Lenders try to reconstruct household spending patterns. They are not looking to see where the money goes. Rather they are trying to determine if there is any hidden income source that could improve the pre-approval amount.

At the same time, this pattern also helps the potential borrower realize where they spend their money. Sometimes this is a valuable service that helps a borrower get an even firmer grasp on personal spending habits.

Credit Report – All mortgage lenders request a credit report from the major reporting agencies. Think of a credit report in the same light as a child bringing home a report card from school. An academic report card reports on how the student grasped the learning objectives on a subject by subject basis versus a preset acceptable standard. It’s the same with a credit report.

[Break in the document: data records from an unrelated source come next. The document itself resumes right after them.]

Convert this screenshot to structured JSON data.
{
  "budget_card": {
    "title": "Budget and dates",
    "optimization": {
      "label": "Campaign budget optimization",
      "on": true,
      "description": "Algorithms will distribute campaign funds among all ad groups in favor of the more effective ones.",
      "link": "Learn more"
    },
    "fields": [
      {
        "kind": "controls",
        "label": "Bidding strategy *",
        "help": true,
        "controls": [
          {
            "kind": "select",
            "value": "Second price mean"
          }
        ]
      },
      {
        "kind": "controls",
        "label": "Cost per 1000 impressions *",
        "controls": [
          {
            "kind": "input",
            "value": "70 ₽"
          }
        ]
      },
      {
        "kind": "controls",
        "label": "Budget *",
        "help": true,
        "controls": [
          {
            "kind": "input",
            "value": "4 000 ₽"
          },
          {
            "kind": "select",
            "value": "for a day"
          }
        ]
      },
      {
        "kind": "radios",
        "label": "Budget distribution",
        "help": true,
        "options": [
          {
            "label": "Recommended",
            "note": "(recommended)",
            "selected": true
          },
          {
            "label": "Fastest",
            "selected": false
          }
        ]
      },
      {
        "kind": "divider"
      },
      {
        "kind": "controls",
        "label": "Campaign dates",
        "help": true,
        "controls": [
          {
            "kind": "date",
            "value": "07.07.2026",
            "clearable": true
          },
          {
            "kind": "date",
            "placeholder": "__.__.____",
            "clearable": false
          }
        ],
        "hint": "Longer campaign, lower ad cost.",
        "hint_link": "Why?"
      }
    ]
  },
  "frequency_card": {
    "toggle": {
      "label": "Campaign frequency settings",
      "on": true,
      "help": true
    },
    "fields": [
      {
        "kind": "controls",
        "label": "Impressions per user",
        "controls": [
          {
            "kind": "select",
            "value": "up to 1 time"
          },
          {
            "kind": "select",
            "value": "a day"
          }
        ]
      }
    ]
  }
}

When a credit card company issues a credit card, the implication is for the card holder to repay an acceptable amount in a certain period of time. The credit card company reports that information for inclusion on the credit report. Timely credit card payments provide positive data. Late credit card payments or collection actions provide negative data.

Making A Decision – Mortgage lenders use all financial data to write a pre-approval letter. Receiving a letter is a major milestone because the bank made an agreement with the potential borrower to lend a specific amount of money for a long time. The only missing piece of the puzzle now is for the borrower to provide a property address and purchase price. This is where the real estate agent comes into play and suggests available listings.

Andy Kalinowski is a REALTOR, an Accredited Buyer’s Representative®, a Short Sales and  Foreclosure Resource® and a Military Relocation Professional with CENTURY 21 Doris Hardy and Associates, LLC in Columbus, Mississippi. He has a Mississippi Real Estate license. Andy is also a member of the National Association of Realtors®. Contact him by cell (or text) phone – 662.549.3421 or by e-mail –  He is also available for web video chat.